News & Politics

How “Hamilton” Director Thomas Kail’s DC-Area Background Influenced His Work

The Alexandria native learned about politics at a very young age.

Thomas Kail, who grew up in Alexandria, directed the mega-hit musical Hamilton, which opens in DC on Tuesday. Photo courtesy Hamilton.

Hamilton‘s lyrics may call New York “the greatest city in the world,” but Thomas Kail, the musical’s Tony-winning director, claims “the proud 703″ as his hometown. Kail was born in Alexandria and made the daily commute from King St. to Tenleytown to attend Sidwell Friends, which means that the astronomically popular hip-hop musical’s stint at the Kennedy Center will serve as a homecoming as well as his DC directorial debut. We asked Kail about growing up in the area, staging Hamilton in this politically fueled city, and, of course, the Caps.

Were you at the Caps parade?

I wish I was at the Caps parade. I grew up in Alexandria, so I used to go ice skating at the Mount Vernon ice rink, which is where the Caps practiced. I have like 78 hockey sticks from Rod Langway. I was a crazy, crazy DC sports fan.
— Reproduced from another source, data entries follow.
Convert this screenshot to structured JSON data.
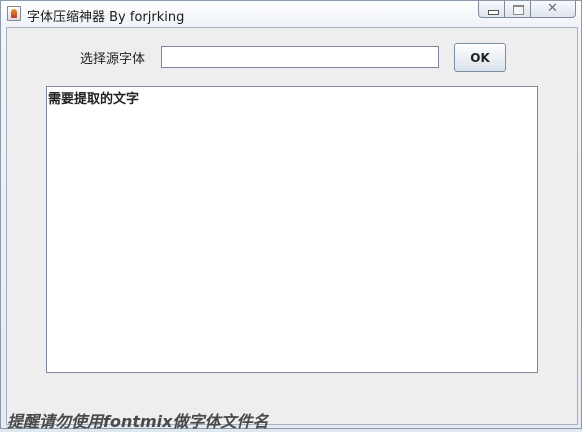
{
  "window": {
    "title": "字体压缩神器 By forjrking"
  },
  "form": {
    "source_font_label": "选择源字体",
    "source_font_value": "",
    "ok_label": "OK",
    "text_area_value": "需要提取的文字"
  },
  "footer": {
    "hint": "提醒请勿使用fontmix做字体文件名"
  },
  "icons": {
    "app": "java-cup-icon",
    "minimize": "minimize-icon",
    "maximize": "maximize-icon",
    "close": "close-icon"
  }
}
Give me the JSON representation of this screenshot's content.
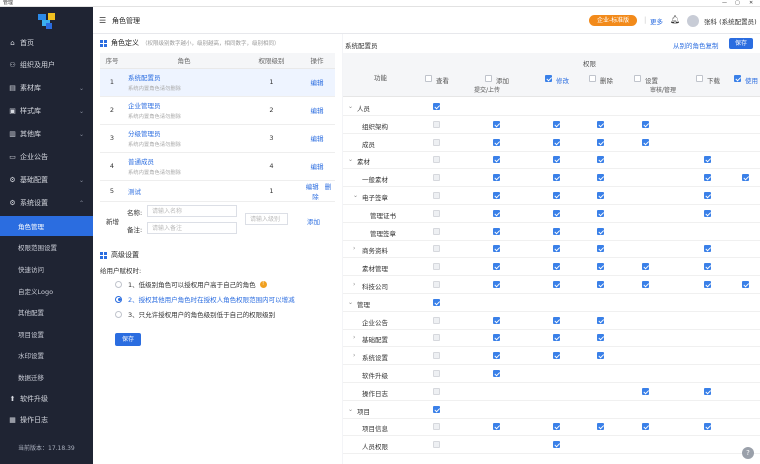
{
  "window": {
    "title": "管理",
    "minimize": "—",
    "maximize": "▢",
    "close": "✕"
  },
  "sidebar": {
    "items": [
      {
        "label": "首页",
        "icon": "home-icon"
      },
      {
        "label": "组织及用户",
        "icon": "users-icon"
      },
      {
        "label": "素材库",
        "icon": "folder-icon"
      },
      {
        "label": "样式库",
        "icon": "style-icon"
      },
      {
        "label": "其他库",
        "icon": "library-icon"
      },
      {
        "label": "企业公告",
        "icon": "notice-icon"
      },
      {
        "label": "基础配置",
        "icon": "config-icon"
      },
      {
        "label": "系统设置",
        "icon": "settings-icon"
      }
    ],
    "sub_items": [
      "角色管理",
      "权限范围设置",
      "快速访问",
      "自定义Logo",
      "其他配置",
      "项目设置",
      "水印设置",
      "数据迁移"
    ],
    "bottom_items": [
      {
        "label": "软件升级",
        "icon": "upgrade-icon"
      },
      {
        "label": "操作日志",
        "icon": "log-icon"
      }
    ],
    "version": "当前版本：17.18.39"
  },
  "header": {
    "page_title": "角色管理",
    "org_badge": "企业-标准版",
    "more": "更多",
    "user": "张科 (系统配置员)"
  },
  "roles": {
    "title": "角色定义",
    "hint": "（权限级别数字越小，级别越高，相同数字，级别相同）",
    "columns": [
      "序号",
      "角色",
      "权限级别",
      "操作"
    ],
    "rows": [
      {
        "no": "1",
        "name": "系统配置员",
        "desc": "系统内置角色请勿删除",
        "level": "1",
        "ops": [
          "编辑"
        ]
      },
      {
        "no": "2",
        "name": "企业管理员",
        "desc": "系统内置角色请勿删除",
        "level": "2",
        "ops": [
          "编辑"
        ]
      },
      {
        "no": "3",
        "name": "分级管理员",
        "desc": "系统内置角色请勿删除",
        "level": "3",
        "ops": [
          "编辑"
        ]
      },
      {
        "no": "4",
        "name": "普通成员",
        "desc": "系统内置角色请勿删除",
        "level": "4",
        "ops": [
          "编辑"
        ]
      },
      {
        "no": "5",
        "name": "测试",
        "desc": "",
        "level": "1",
        "ops": [
          "编辑",
          "删除"
        ]
      }
    ],
    "new_row": {
      "label": "新增",
      "name_label": "名称:",
      "name_placeholder": "请输入名称",
      "remark_label": "备注:",
      "remark_placeholder": "请输入备注",
      "level_placeholder": "请输入级别",
      "add": "添加"
    }
  },
  "advanced": {
    "title": "高级设置",
    "prompt": "给用户赋权时:",
    "options": [
      "1、低级别角色可以授权用户高于自己的角色",
      "2、授权其他用户角色时在授权人角色权限范围内可以增减",
      "3、只允许授权用户的角色级别低于自己的权限级别"
    ],
    "selected": 1,
    "save": "保存"
  },
  "perms": {
    "title": "系统配置员",
    "copy_link": "从别的角色复制",
    "save": "保存",
    "head_function": "功能",
    "head_perm": "权限",
    "columns": [
      "查看",
      "添加",
      "修改",
      "删除",
      "设置",
      "下载",
      "使用"
    ],
    "sub_headers": [
      "提交/上传",
      "审核/管理"
    ],
    "header_checked": [
      false,
      false,
      true,
      false,
      false,
      false,
      true
    ],
    "rows": [
      {
        "name": "人员",
        "level": 0,
        "chev": "expanded",
        "cells": [
          "c"
        ]
      },
      {
        "name": "组织架构",
        "level": 1,
        "chev": "",
        "cells": [
          "d",
          "c",
          "c",
          "c",
          "c"
        ]
      },
      {
        "name": "成员",
        "level": 1,
        "chev": "",
        "cells": [
          "d",
          "c",
          "c",
          "c",
          "c"
        ]
      },
      {
        "name": "素材",
        "level": 0,
        "chev": "expanded",
        "cells": [
          "d",
          "c",
          "c",
          "c",
          "",
          "c"
        ]
      },
      {
        "name": "一般素材",
        "level": 1,
        "chev": "",
        "cells": [
          "d",
          "c",
          "c",
          "c",
          "",
          "c",
          "c"
        ]
      },
      {
        "name": "电子签章",
        "level": 1,
        "chev": "expanded",
        "cells": [
          "d",
          "c",
          "c",
          "c",
          "",
          "c"
        ]
      },
      {
        "name": "管理证书",
        "level": 2,
        "chev": "",
        "cells": [
          "d",
          "c",
          "c",
          "c",
          "",
          "c"
        ]
      },
      {
        "name": "管理签章",
        "level": 2,
        "chev": "",
        "cells": [
          "d",
          "c",
          "c",
          "c"
        ]
      },
      {
        "name": "商务资料",
        "level": 1,
        "chev": "collapsed",
        "cells": [
          "d",
          "c",
          "c",
          "c",
          "",
          "c"
        ]
      },
      {
        "name": "素材管理",
        "level": 1,
        "chev": "",
        "cells": [
          "d",
          "c",
          "c",
          "c",
          "c",
          "c"
        ]
      },
      {
        "name": "科技公司",
        "level": 1,
        "chev": "collapsed",
        "cells": [
          "d",
          "c",
          "c",
          "c",
          "c",
          "c",
          "c"
        ]
      },
      {
        "name": "管理",
        "level": 0,
        "chev": "expanded",
        "cells": [
          "c"
        ]
      },
      {
        "name": "企业公告",
        "level": 1,
        "chev": "",
        "cells": [
          "d",
          "c",
          "c",
          "c"
        ]
      },
      {
        "name": "基础配置",
        "level": 1,
        "chev": "collapsed",
        "cells": [
          "d",
          "c",
          "c",
          "c"
        ]
      },
      {
        "name": "系统设置",
        "level": 1,
        "chev": "collapsed",
        "cells": [
          "d",
          "c",
          "c",
          "c"
        ]
      },
      {
        "name": "软件升级",
        "level": 1,
        "chev": "",
        "cells": [
          "d",
          "c"
        ]
      },
      {
        "name": "操作日志",
        "level": 1,
        "chev": "",
        "cells": [
          "d",
          "",
          "",
          "",
          "c",
          "c"
        ]
      },
      {
        "name": "项目",
        "level": 0,
        "chev": "expanded",
        "cells": [
          "c"
        ]
      },
      {
        "name": "项目信息",
        "level": 1,
        "chev": "",
        "cells": [
          "d",
          "c",
          "c",
          "c",
          "c",
          "c"
        ]
      },
      {
        "name": "人员权限",
        "level": 1,
        "chev": "",
        "cells": [
          "d",
          "",
          "c"
        ]
      }
    ]
  },
  "help": "?",
  "colors": {
    "accent": "#2b6de0",
    "sidebar": "#1f2433",
    "badge": "#f28a1a"
  }
}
I happened to be in Vegas with the other [touring production of Hamilton] on the night of the first game, so I had to kind of mute it. But I was wearing my pride on the inside.

So you’re directing productions in multiple different cities?

I am responsible for and direct all of the tours and all of the productions of Hamilton. I cast everybody in every show, I rehearse them when we’re in New York. Once the show is out on the road, I have a really incredible group of resident and associate directors who each live with the production. I can’t be in all these places at once, so this allows there to be someone from our directing team always present. There’s a lot of text chains flying around. And I try to go see the show as frequently as I can when it’s on the road, which ends up being roughly every six to eight weeks. They don’t need me at this point, but I like being around. I’ll usually go and try to watch a couple shows, run a rehearsal, be there to take notes, and also just to connect with them.

How has growing up here influenced your artistic work?

Because I was interested in politics and around politics, I found there are different kinds of leaders. There are the leaders who surrounded themselves with people who knew things that they did not know and could tell them things that they might not be able to see, and that always felt really appealing to me. There is something about surrounding yourself with people who are going to push you and extend you and have points of view that are really distinct from yours. That was something I put into my team-building when I started to move into leadership positions. I was so conscious of how much power is discussed in that city, from being a young kid.

You really can’t escape [politics in DC]. I drove into school and there were these monuments to people. You’d go to a soccer game and go, “Oh, that’s your mom. Oh, that’s your dad.” That was something I thought about a lot when we were making the design concept for Hamilton: that this couldn’t be about monoliths. It had to be about people. The personal nature of politics makes for better drama. Pushing paper around a desk is not that interesting, but when you understand why someone’s moving a paper one direction or the other, then everything begins.

Kail and choreographer Andy Blankenbuehler’s work. Photo by Joan Marcus.

Are there moments that you anticipate having extra resonance because it’s being performed in DC, especially right now?

Our job is to go and tell the story that we’ve been telling every night for the last three years. And if we tell it with authenticity and integrity, then everybody finds their own way in. To me, that’s the most nuanced argument that anyone could have, or the most elevated conversation. Our show is about these human beings at these moments of crisis and these moments of challenge and how they respond to the mistakes that they made.

That’s the beauty of anything that has real truth in it—a piece of sculpture, visual arts, some sort of writing. Everybody reads the same words, everybody hears the same thing, but the person next to you’s experience with it can be completely distinct from yours. And our hope is, because of the communal nature that theater embraces, that maybe on the way home, that becomes the spark of a conversation. Wherever we do the show, what I’m most excited about is: What are people talking about when they walk out and back into their lives? What are they talking about now that they weren’t talking about before?

This interview has been edited and condensed.

Editorial Fellow